The provision of academic language and learning (ALL) support to undergraduate and postgraduate students has been a staple across higher education institutions in Australia and New Zealand for some time. However, research has established that there are multiple challenges inherent to working across institutional spaces in the ways that ALL staff do. This has included ambiguity about the parameters of their roles and how they connect with staff and students as support professionals. Furthermore, how advisors respond to student wellbeing as part of the support they offer, and how their own wellbeing is accounted for at work, are not well understood. We draw on data from two recent surveys to explore how ALL advisors in Australia and New Zealand understand and respond to student wellbeing within their practice, how ALL work has been affected by COVID-19, advisors’ needs for support, and the views of managers in relation to these matters. The participants highlighted tensions related to student wellbeing, staff wellbeing, and academic support, which have either been brought about or intensified by the pandemic. As we move towards living with the pandemic, these tensions will need to be addressed by higher education institutions.
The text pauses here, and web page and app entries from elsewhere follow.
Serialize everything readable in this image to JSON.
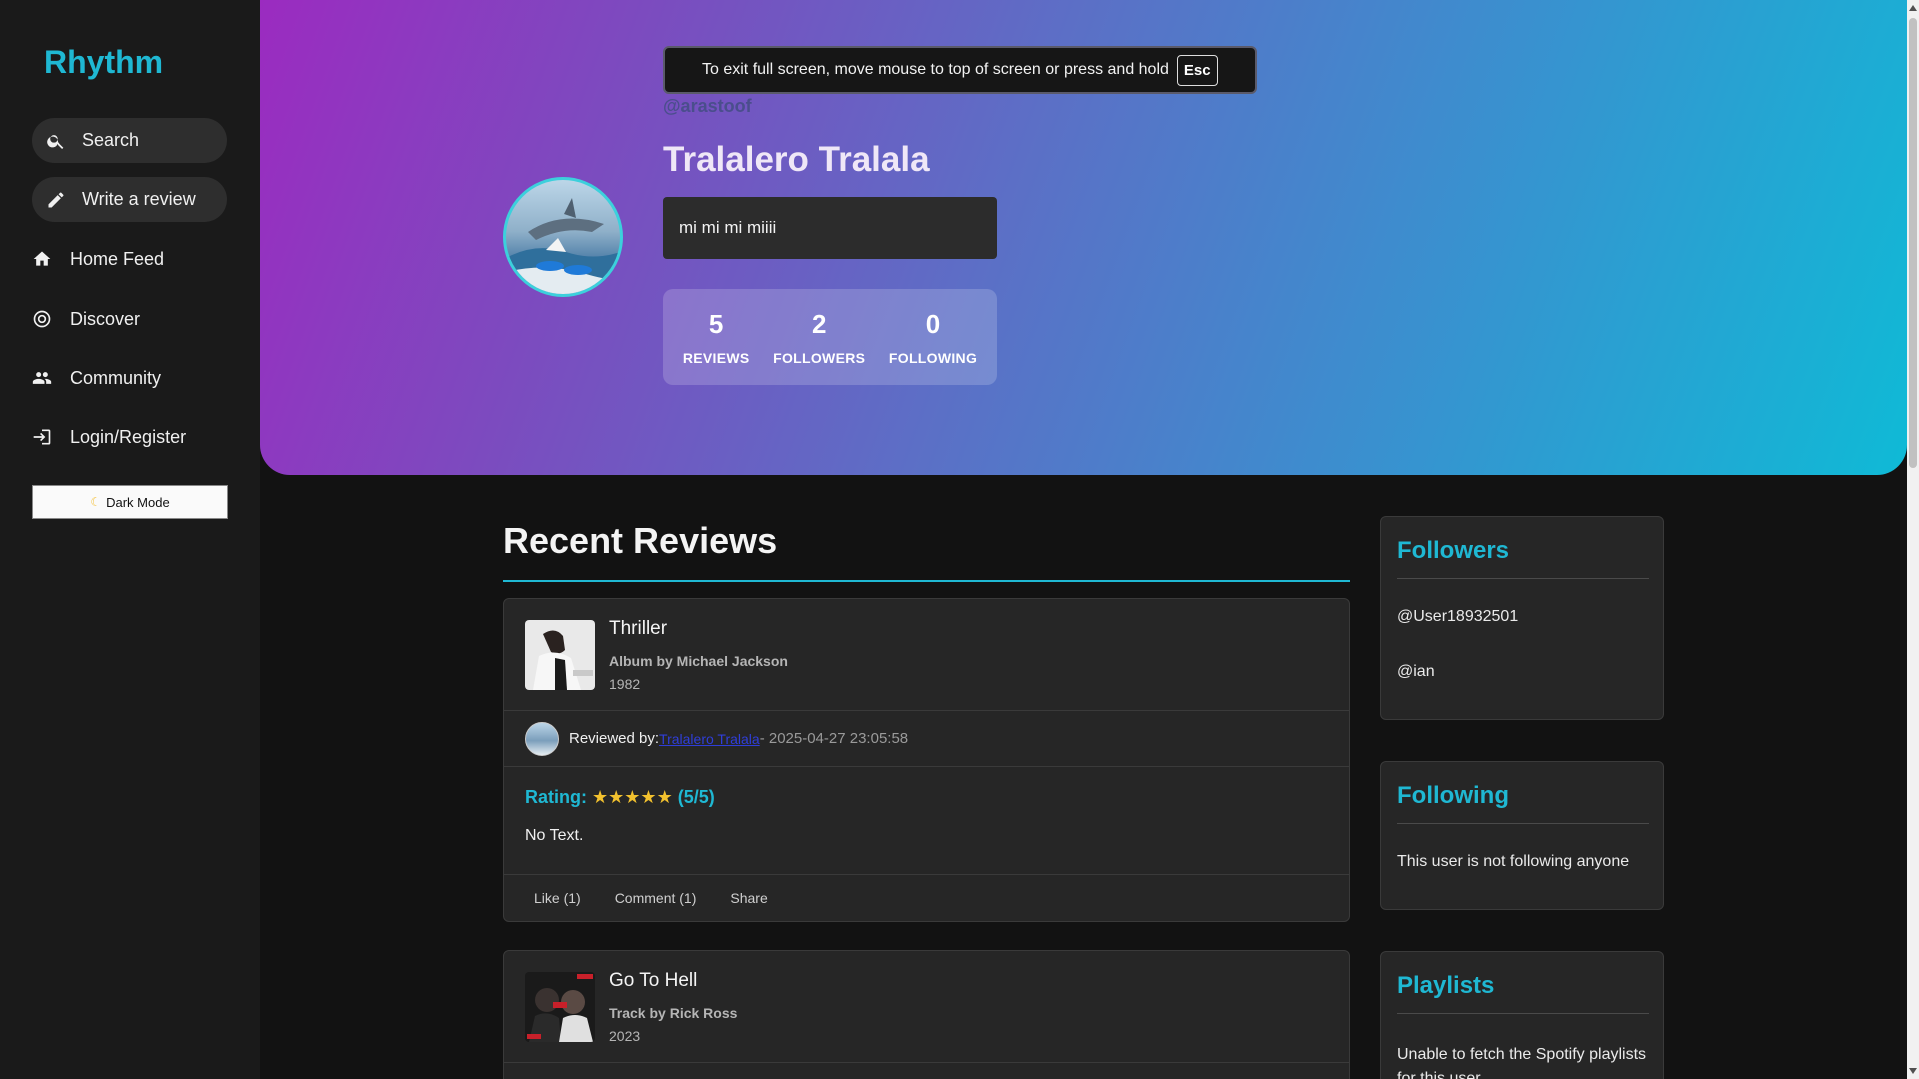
{
  "sidebar": {
    "logo": "Rhythm",
    "search_label": "Search",
    "write_review_label": "Write a review",
    "nav": {
      "home": "Home Feed",
      "discover": "Discover",
      "community": "Community",
      "login": "Login/Register"
    },
    "dark_mode_label": "Dark Mode"
  },
  "fullscreen_toast": {
    "message": "To exit full screen, move mouse to top of screen or press and hold",
    "key": "Esc"
  },
  "profile": {
    "handle": "@arastoof",
    "name": "Tralalero Tralala",
    "bio": "mi mi mi miiii",
    "stats": {
      "reviews": "5",
      "reviews_label": "REVIEWS",
      "followers": "2",
      "followers_label": "FOLLOWERS",
      "following": "0",
      "following_label": "FOLLOWING"
    }
  },
  "recent_reviews": {
    "title": "Recent Reviews",
    "items": [
      {
        "title": "Thriller",
        "subtitle": "Album by Michael Jackson",
        "year": "1982",
        "reviewed_by_label": "Reviewed by:",
        "reviewer": "Tralalero Tralala",
        "timestamp": "- 2025-04-27 23:05:58",
        "rating_label": "Rating:",
        "stars": "★★★★★",
        "rating_value": "(5/5)",
        "text": "No Text.",
        "like_label": "Like (1)",
        "comment_label": "Comment (1)",
        "share_label": "Share"
      },
      {
        "title": "Go To Hell",
        "subtitle": "Track by Rick Ross",
        "year": "2023"
      }
    ]
  },
  "followers_panel": {
    "title": "Followers",
    "users": [
      "@User18932501",
      "@ian"
    ]
  },
  "following_panel": {
    "title": "Following",
    "empty_text": "This user is not following anyone"
  },
  "playlists_panel": {
    "title": "Playlists",
    "message": "Unable to fetch the Spotify playlists for this user"
  },
  "colors": {
    "accent": "#1fb8d3",
    "background": "#121212",
    "sidebar": "#1a1a1a",
    "card": "#262626",
    "star": "#f2c12e"
  }
}
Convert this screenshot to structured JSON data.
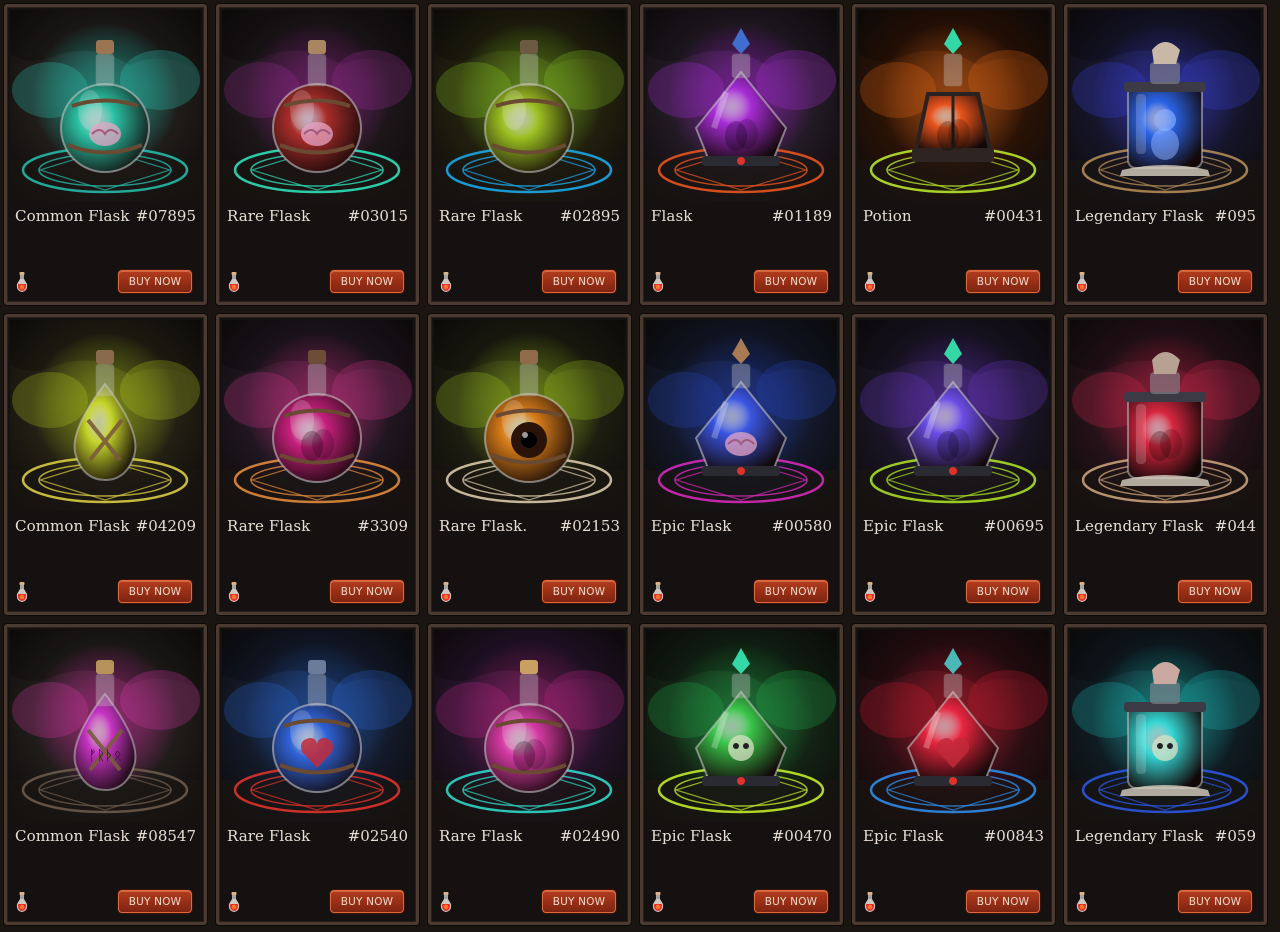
{
  "buy_label": "BUY NOW",
  "cards": [
    {
      "name": "Common Flask",
      "id": "#07895",
      "bg": "#1f1c1a",
      "smoke": "#2fd8c4",
      "liquid": "#2ac1a4",
      "circle": "#25b8a8",
      "shape": "round",
      "cap": "#9b7452",
      "contents": "brain-icon"
    },
    {
      "name": "Rare Flask",
      "id": "#03015",
      "bg": "#1c1619",
      "smoke": "#a02a9a",
      "liquid": "#a82d2a",
      "circle": "#2de0b8",
      "shape": "round",
      "cap": "#a8865f",
      "contents": "brain-icon"
    },
    {
      "name": "Rare Flask",
      "id": "#02895",
      "bg": "#21200e",
      "smoke": "#8fd122",
      "liquid": "#9bc021",
      "circle": "#1ba7e8",
      "shape": "round",
      "cap": "#6d5a43",
      "contents": "none"
    },
    {
      "name": "Flask",
      "id": "#01189",
      "bg": "#221a24",
      "smoke": "#b42ee6",
      "liquid": "#a72cd6",
      "circle": "#e6541f",
      "shape": "diamond",
      "cap": "#3f6ed0",
      "contents": "organ-icon"
    },
    {
      "name": "Potion",
      "id": "#00431",
      "bg": "#2a1206",
      "smoke": "#f06a13",
      "liquid": "#e8531c",
      "circle": "#b8e62c",
      "shape": "lantern",
      "cap": "#34d7a6",
      "contents": "organ-icon"
    },
    {
      "name": "Legendary Flask",
      "id": "#095",
      "bg": "#16152a",
      "smoke": "#3c42e6",
      "liquid": "#2b64e8",
      "circle": "#b08a57",
      "shape": "jar",
      "cap": "#c9b7a8",
      "contents": "baby-icon"
    },
    {
      "name": "Common Flask",
      "id": "#04209",
      "bg": "#221f13",
      "smoke": "#bad41e",
      "liquid": "#c6d52a",
      "circle": "#d8cb44",
      "shape": "teardrop",
      "cap": "#8a6a4c",
      "contents": "none"
    },
    {
      "name": "Rare Flask",
      "id": "#3309",
      "bg": "#201620",
      "smoke": "#d9368f",
      "liquid": "#c51f7b",
      "circle": "#e08a3a",
      "shape": "round",
      "cap": "#6d4c38",
      "contents": "organ-icon"
    },
    {
      "name": "Rare Flask.",
      "id": "#02153",
      "bg": "#1d1d10",
      "smoke": "#a5cc1e",
      "liquid": "#d87c18",
      "circle": "#d8c9a8",
      "shape": "round",
      "cap": "#8f6b4b",
      "contents": "eye-icon"
    },
    {
      "name": "Epic Flask",
      "id": "#00580",
      "bg": "#121828",
      "smoke": "#2747c9",
      "liquid": "#3a55e3",
      "circle": "#d429b8",
      "shape": "diamond",
      "cap": "#a87b54",
      "contents": "brain-icon"
    },
    {
      "name": "Epic Flask",
      "id": "#00695",
      "bg": "#1a1526",
      "smoke": "#6f38d0",
      "liquid": "#6a4de6",
      "circle": "#a8de23",
      "shape": "diamond",
      "cap": "#34d7a6",
      "contents": "organ-icon"
    },
    {
      "name": "Legendary Flask",
      "id": "#044",
      "bg": "#26121a",
      "smoke": "#e02650",
      "liquid": "#d8263f",
      "circle": "#c7a07a",
      "shape": "jar",
      "cap": "#b7a193",
      "contents": "organ-icon"
    },
    {
      "name": "Common Flask",
      "id": "#08547",
      "bg": "#1f1c1a",
      "smoke": "#e43bb0",
      "liquid": "#c634c3",
      "circle": "#6b5a4d",
      "shape": "teardrop",
      "cap": "#b4925a",
      "contents": "rune-icon"
    },
    {
      "name": "Rare Flask",
      "id": "#02540",
      "bg": "#131a2a",
      "smoke": "#2b6ce0",
      "liquid": "#2f63d8",
      "circle": "#e0322a",
      "shape": "round",
      "cap": "#6b7b9c",
      "contents": "heart-icon"
    },
    {
      "name": "Rare Flask",
      "id": "#02490",
      "bg": "#25132a",
      "smoke": "#c4298c",
      "liquid": "#d63aa3",
      "circle": "#2fd7c6",
      "shape": "round",
      "cap": "#c9a061",
      "contents": "organ-icon"
    },
    {
      "name": "Epic Flask",
      "id": "#00470",
      "bg": "#132314",
      "smoke": "#25b44e",
      "liquid": "#3ac54a",
      "circle": "#c2ea2a",
      "shape": "diamond",
      "cap": "#34d7a6",
      "contents": "skull-icon"
    },
    {
      "name": "Epic Flask",
      "id": "#00843",
      "bg": "#2a0e13",
      "smoke": "#d61d33",
      "liquid": "#e8253f",
      "circle": "#2f8be6",
      "shape": "diamond",
      "cap": "#4bb8b8",
      "contents": "heart-icon"
    },
    {
      "name": "Legendary Flask",
      "id": "#059",
      "bg": "#0f1b22",
      "smoke": "#1bc2c0",
      "liquid": "#34d6d3",
      "circle": "#2c55e0",
      "shape": "jar",
      "cap": "#c9a9a0",
      "contents": "skull-icon"
    }
  ]
}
- Many higher educators, including academic language and learning advisors, are expected to attend to student wellbeing. However, what this means in practice is often unclear.
- Staff have different understandings of what attending to student wellbeing involves.
- In considering how to respond to students' wellbeing needs, institutions should take into account staff workload, the boundaries of professional roles, and staff support.
Gurney, L., & Grossi, V. (2023). Supporting student wellbeing as an academic language and learning advisor: Challenges and opportunities. Journal of University Teaching & Learning Practice, 20(6). https://doi.org/10.53761/184.108.40.206